■ Problem statement ■
With no edits of any kind, print each record that follows.

· · ·

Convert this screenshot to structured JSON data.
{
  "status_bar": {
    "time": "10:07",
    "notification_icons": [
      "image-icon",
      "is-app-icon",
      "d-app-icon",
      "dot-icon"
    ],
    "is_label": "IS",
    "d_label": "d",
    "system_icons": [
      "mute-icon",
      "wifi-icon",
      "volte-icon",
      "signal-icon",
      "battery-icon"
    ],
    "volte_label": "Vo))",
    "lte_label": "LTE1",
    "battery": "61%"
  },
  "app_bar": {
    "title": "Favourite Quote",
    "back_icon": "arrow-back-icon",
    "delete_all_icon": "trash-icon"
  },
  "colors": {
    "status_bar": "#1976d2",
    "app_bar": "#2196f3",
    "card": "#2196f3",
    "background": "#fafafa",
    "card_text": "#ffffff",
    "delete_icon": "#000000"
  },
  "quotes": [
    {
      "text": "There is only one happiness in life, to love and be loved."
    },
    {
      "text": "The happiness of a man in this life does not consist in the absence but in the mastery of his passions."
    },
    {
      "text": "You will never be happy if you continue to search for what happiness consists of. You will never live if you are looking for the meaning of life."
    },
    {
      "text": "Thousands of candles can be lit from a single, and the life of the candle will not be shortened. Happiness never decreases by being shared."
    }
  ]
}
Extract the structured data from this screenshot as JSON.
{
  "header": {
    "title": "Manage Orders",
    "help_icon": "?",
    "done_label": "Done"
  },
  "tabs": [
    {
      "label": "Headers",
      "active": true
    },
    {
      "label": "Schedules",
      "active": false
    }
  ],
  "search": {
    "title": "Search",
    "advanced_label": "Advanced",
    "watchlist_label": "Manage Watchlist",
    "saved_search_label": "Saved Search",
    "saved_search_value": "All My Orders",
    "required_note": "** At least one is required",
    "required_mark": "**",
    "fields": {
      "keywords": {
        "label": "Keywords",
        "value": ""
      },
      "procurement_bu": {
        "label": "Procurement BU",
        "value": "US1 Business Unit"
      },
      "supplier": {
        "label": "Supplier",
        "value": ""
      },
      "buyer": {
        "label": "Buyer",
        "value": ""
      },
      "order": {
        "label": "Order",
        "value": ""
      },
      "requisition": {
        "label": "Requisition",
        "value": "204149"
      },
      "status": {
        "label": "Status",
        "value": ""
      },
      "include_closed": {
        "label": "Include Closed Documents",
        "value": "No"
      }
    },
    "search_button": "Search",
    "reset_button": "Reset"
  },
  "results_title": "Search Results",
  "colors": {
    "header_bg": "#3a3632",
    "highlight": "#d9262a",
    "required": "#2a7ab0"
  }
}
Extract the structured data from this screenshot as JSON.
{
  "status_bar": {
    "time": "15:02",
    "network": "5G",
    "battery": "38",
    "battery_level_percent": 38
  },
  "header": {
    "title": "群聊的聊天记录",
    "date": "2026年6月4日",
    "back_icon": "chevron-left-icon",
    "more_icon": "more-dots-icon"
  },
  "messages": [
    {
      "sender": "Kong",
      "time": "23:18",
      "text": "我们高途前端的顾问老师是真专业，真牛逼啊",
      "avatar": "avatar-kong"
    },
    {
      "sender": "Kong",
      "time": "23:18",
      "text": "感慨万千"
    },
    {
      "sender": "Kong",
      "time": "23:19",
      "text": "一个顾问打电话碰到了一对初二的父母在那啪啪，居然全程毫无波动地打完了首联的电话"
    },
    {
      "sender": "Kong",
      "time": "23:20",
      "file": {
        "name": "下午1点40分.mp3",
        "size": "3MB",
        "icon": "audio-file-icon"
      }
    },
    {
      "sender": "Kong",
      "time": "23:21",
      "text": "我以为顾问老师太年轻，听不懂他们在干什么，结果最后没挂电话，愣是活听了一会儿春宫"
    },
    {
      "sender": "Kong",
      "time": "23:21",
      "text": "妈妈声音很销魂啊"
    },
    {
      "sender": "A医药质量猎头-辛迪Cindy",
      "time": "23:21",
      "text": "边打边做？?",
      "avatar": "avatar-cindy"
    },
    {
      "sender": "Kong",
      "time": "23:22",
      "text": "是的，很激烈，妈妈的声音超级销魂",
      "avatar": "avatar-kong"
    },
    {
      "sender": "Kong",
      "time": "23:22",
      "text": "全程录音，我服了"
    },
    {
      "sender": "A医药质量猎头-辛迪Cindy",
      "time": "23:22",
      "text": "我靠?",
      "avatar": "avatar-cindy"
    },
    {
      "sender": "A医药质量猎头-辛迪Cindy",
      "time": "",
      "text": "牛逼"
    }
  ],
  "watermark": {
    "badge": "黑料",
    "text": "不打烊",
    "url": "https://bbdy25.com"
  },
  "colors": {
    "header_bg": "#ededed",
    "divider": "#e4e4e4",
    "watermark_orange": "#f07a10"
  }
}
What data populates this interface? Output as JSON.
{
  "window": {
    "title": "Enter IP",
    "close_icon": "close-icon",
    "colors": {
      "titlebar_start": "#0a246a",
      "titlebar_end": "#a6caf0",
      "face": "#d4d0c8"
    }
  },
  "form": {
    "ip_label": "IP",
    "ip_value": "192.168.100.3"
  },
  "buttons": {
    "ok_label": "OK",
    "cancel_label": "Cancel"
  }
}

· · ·

■ Response below ■
Convert this screenshot to structured JSON data.
{
  "status_bar": {
    "time": "10:07",
    "notification_icons": [
      "image-icon",
      "is-app-icon",
      "d-app-icon",
      "dot-icon"
    ],
    "is_label": "IS",
    "d_label": "d",
    "system_icons": [
      "mute-icon",
      "wifi-icon",
      "volte-icon",
      "signal-icon",
      "battery-icon"
    ],
    "volte_label": "Vo))",
    "lte_label": "LTE1",
    "battery": "61%"
  },
  "app_bar": {
    "title": "Favourite Quote",
    "back_icon": "arrow-back-icon",
    "delete_all_icon": "trash-icon"
  },
  "colors": {
    "status_bar": "#1976d2",
    "app_bar": "#2196f3",
    "card": "#2196f3",
    "background": "#fafafa",
    "card_text": "#ffffff",
    "delete_icon": "#000000"
  },
  "quotes": [
    {
      "text": "There is only one happiness in life, to love and be loved."
    },
    {
      "text": "The happiness of a man in this life does not consist in the absence but in the mastery of his passions."
    },
    {
      "text": "You will never be happy if you continue to search for what happiness consists of. You will never live if you are looking for the meaning of life."
    },
    {
      "text": "Thousands of candles can be lit from a single, and the life of the candle will not be shortened. Happiness never decreases by being shared."
    }
  ]
}
Extract the structured data from this screenshot as JSON.
{
  "header": {
    "title": "Manage Orders",
    "help_icon": "?",
    "done_label": "Done"
  },
  "tabs": [
    {
      "label": "Headers",
      "active": true
    },
    {
      "label": "Schedules",
      "active": false
    }
  ],
  "search": {
    "title": "Search",
    "advanced_label": "Advanced",
    "watchlist_label": "Manage Watchlist",
    "saved_search_label": "Saved Search",
    "saved_search_value": "All My Orders",
    "required_note": "** At least one is required",
    "required_mark": "**",
    "fields": {
      "keywords": {
        "label": "Keywords",
        "value": ""
      },
      "procurement_bu": {
        "label": "Procurement BU",
        "value": "US1 Business Unit"
      },
      "supplier": {
        "label": "Supplier",
        "value": ""
      },
      "buyer": {
        "label": "Buyer",
        "value": ""
      },
      "order": {
        "label": "Order",
        "value": ""
      },
      "requisition": {
        "label": "Requisition",
        "value": "204149"
      },
      "status": {
        "label": "Status",
        "value": ""
      },
      "include_closed": {
        "label": "Include Closed Documents",
        "value": "No"
      }
    },
    "search_button": "Search",
    "reset_button": "Reset"
  },
  "results_title": "Search Results",
  "colors": {
    "header_bg": "#3a3632",
    "highlight": "#d9262a",
    "required": "#2a7ab0"
  }
}
Extract the structured data from this screenshot as JSON.
{
  "status_bar": {
    "time": "15:02",
    "network": "5G",
    "battery": "38",
    "battery_level_percent": 38
  },
  "header": {
    "title": "群聊的聊天记录",
    "date": "2026年6月4日",
    "back_icon": "chevron-left-icon",
    "more_icon": "more-dots-icon"
  },
  "messages": [
    {
      "sender": "Kong",
      "time": "23:18",
      "text": "我们高途前端的顾问老师是真专业，真牛逼啊",
      "avatar": "avatar-kong"
    },
    {
      "sender": "Kong",
      "time": "23:18",
      "text": "感慨万千"
    },
    {
      "sender": "Kong",
      "time": "23:19",
      "text": "一个顾问打电话碰到了一对初二的父母在那啪啪，居然全程毫无波动地打完了首联的电话"
    },
    {
      "sender": "Kong",
      "time": "23:20",
      "file": {
        "name": "下午1点40分.mp3",
        "size": "3MB",
        "icon": "audio-file-icon"
      }
    },
    {
      "sender": "Kong",
      "time": "23:21",
      "text": "我以为顾问老师太年轻，听不懂他们在干什么，结果最后没挂电话，愣是活听了一会儿春宫"
    },
    {
      "sender": "Kong",
      "time": "23:21",
      "text": "妈妈声音很销魂啊"
    },
    {
      "sender": "A医药质量猎头-辛迪Cindy",
      "time": "23:21",
      "text": "边打边做？?",
      "avatar": "avatar-cindy"
    },
    {
      "sender": "Kong",
      "time": "23:22",
      "text": "是的，很激烈，妈妈的声音超级销魂",
      "avatar": "avatar-kong"
    },
    {
      "sender": "Kong",
      "time": "23:22",
      "text": "全程录音，我服了"
    },
    {
      "sender": "A医药质量猎头-辛迪Cindy",
      "time": "23:22",
      "text": "我靠?",
      "avatar": "avatar-cindy"
    },
    {
      "sender": "A医药质量猎头-辛迪Cindy",
      "time": "",
      "text": "牛逼"
    }
  ],
  "watermark": {
    "badge": "黑料",
    "text": "不打烊",
    "url": "https://bbdy25.com"
  },
  "colors": {
    "header_bg": "#ededed",
    "divider": "#e4e4e4",
    "watermark_orange": "#f07a10"
  }
}
What data populates this interface? Output as JSON.
{
  "window": {
    "title": "Enter IP",
    "close_icon": "close-icon",
    "colors": {
      "titlebar_start": "#0a246a",
      "titlebar_end": "#a6caf0",
      "face": "#d4d0c8"
    }
  },
  "form": {
    "ip_label": "IP",
    "ip_value": "192.168.100.3"
  },
  "buttons": {
    "ok_label": "OK",
    "cancel_label": "Cancel"
  }
}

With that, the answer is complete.